Knopf, 275 pp., $25.00
In his first book of travel, The European Tribe (1986), Caryl Phillips revealed that it was after reading Richard Wright’s Native Son on a California beach that he decided to become a writer. Since Phillips was then a student at Oxford University, it is odd that he should have discovered his literary ambition in California. But then, growing up in the Britain of the 1960s and 1970s had given Phillips no “coherent sense” of who he was and where he came from. For immigrants from the remote outposts of the British Empire like Phillips, who came from St. Kitts, it was the special vitality of American black culture that came to support their own rather lonely struggles for dignity and selfhood in Britain. Things appear to have changed little for younger British writers such as Gary Younge, who was born in 1969, and who acquired his own bearings through an obsessively pursued interest in the American South. Growing up in the Home Counties, Younge “longed for the heartfelt affinity that both blacks and whites in the South seemed to have with their environment.” It seems a romantic idea of the South; and, up to a point, it is. But Younge here is hinting at a profounder fact about the tormented history of black– white relations in the American South: the centuries of suffering and conflict had bound the two peoples so tightly together that neither could deny the existence of the other. Nowhere else were the lives and self-images of white people so dependent upon the existence of a minority as in the South. Black people couldn’t be ignored in the way they were, and still are, in the small, relatively homogeneous and closed world of Britain. The “collective and selective myopia” about slavery that Younge thinks Britain has couldn’t have been maintained with the same undisturbed ease in the South.
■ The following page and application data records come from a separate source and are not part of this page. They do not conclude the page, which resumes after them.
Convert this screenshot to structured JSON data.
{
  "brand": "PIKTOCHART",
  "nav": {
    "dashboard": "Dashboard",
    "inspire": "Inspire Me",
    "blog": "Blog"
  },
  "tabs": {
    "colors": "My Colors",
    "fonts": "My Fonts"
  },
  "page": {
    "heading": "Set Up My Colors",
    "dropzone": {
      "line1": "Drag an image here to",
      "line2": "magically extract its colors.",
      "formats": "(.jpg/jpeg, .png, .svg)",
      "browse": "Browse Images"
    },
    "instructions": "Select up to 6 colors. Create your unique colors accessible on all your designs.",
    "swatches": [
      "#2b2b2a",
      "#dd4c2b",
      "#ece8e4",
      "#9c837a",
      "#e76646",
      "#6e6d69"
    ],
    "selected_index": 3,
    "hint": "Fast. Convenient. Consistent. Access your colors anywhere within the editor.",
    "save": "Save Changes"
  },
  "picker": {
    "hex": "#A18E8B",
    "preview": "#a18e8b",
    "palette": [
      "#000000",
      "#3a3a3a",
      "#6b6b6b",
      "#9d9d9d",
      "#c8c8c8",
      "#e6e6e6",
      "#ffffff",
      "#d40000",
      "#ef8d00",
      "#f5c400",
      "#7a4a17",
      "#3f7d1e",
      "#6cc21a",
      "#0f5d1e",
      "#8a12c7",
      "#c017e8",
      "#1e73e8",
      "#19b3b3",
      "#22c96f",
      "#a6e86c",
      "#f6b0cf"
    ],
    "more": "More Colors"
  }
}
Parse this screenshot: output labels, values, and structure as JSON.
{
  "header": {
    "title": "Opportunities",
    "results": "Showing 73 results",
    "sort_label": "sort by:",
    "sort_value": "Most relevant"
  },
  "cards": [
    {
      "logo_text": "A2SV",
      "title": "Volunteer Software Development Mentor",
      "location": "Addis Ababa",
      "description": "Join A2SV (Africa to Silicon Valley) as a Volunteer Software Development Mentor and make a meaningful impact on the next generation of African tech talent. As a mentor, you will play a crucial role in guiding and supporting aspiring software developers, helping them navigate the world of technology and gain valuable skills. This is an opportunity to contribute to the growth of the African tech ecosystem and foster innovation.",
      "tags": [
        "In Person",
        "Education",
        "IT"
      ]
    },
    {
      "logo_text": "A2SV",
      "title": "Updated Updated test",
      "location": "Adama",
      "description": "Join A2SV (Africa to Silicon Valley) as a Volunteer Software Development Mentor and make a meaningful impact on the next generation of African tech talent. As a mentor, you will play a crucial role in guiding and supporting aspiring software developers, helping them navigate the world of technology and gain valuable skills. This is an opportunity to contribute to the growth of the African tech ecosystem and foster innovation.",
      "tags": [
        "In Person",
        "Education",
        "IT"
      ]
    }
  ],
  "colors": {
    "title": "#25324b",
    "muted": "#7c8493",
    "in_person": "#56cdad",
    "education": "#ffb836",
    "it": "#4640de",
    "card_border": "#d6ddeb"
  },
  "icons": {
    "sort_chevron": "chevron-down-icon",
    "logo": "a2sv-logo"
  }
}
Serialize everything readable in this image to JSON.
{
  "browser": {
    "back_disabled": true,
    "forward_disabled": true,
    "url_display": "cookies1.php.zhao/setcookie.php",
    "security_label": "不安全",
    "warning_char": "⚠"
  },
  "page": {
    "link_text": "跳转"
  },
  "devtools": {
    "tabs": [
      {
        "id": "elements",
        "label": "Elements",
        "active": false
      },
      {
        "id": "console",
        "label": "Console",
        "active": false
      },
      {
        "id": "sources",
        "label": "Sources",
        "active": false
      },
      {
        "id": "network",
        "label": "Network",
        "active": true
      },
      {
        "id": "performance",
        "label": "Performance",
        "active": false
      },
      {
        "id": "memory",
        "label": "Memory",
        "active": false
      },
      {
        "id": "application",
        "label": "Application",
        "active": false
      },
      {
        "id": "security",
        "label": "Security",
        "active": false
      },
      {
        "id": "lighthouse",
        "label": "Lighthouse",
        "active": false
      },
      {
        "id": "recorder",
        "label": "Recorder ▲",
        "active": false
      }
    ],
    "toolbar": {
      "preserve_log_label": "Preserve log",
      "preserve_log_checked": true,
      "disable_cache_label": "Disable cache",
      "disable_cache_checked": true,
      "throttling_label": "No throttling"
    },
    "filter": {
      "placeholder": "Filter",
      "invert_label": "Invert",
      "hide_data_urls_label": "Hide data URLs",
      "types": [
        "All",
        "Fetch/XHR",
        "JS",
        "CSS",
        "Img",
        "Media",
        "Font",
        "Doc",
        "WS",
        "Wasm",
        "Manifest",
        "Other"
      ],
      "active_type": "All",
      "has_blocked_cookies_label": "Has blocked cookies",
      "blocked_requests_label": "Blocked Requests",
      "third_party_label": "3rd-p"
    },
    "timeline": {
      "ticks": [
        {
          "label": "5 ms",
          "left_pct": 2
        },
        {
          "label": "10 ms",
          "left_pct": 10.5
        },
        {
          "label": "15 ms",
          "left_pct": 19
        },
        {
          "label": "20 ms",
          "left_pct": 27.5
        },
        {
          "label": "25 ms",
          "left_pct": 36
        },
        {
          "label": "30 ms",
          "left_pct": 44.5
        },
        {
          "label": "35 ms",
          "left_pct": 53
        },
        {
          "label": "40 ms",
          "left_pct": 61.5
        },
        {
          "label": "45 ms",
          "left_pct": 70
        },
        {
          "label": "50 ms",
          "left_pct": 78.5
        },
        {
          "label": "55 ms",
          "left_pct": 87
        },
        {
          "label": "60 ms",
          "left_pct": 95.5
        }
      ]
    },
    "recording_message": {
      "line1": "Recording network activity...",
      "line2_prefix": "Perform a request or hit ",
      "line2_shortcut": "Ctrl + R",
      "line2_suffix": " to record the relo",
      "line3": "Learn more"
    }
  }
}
Black people, who had been part of British history for centuries, were absent from the books Phillips was assigned at the “white-dominated middle-class schools” he went to. Most of the black people in Britain at the time were recent arrivals from embarrassingly burdensome imperial holdings: Phillips, for instance, was only three months old in 1958 when his parents went, as part of a large West Indian migration, to live and work in England. As Younge points out it was easier to erase the West Indians from the history books since their numbers were so few and their own reference points “so well-hidden,” unlike, say, immigrants from the Indian subcontinent, which was part of a longstanding British romance.
“When you are being forced into a vacuum,” Gary Younge writes, “you will take your oxygen from wherever you can.” C.L.R. James, the Marxist writer from Trinidad, was probably one of the first immigrants from the Caribbean in Britain to grasp the revivifying potential of America. He had written at least one considerable book—about the late-eighteenth-century slave uprising in Haiti—before he went to America. During …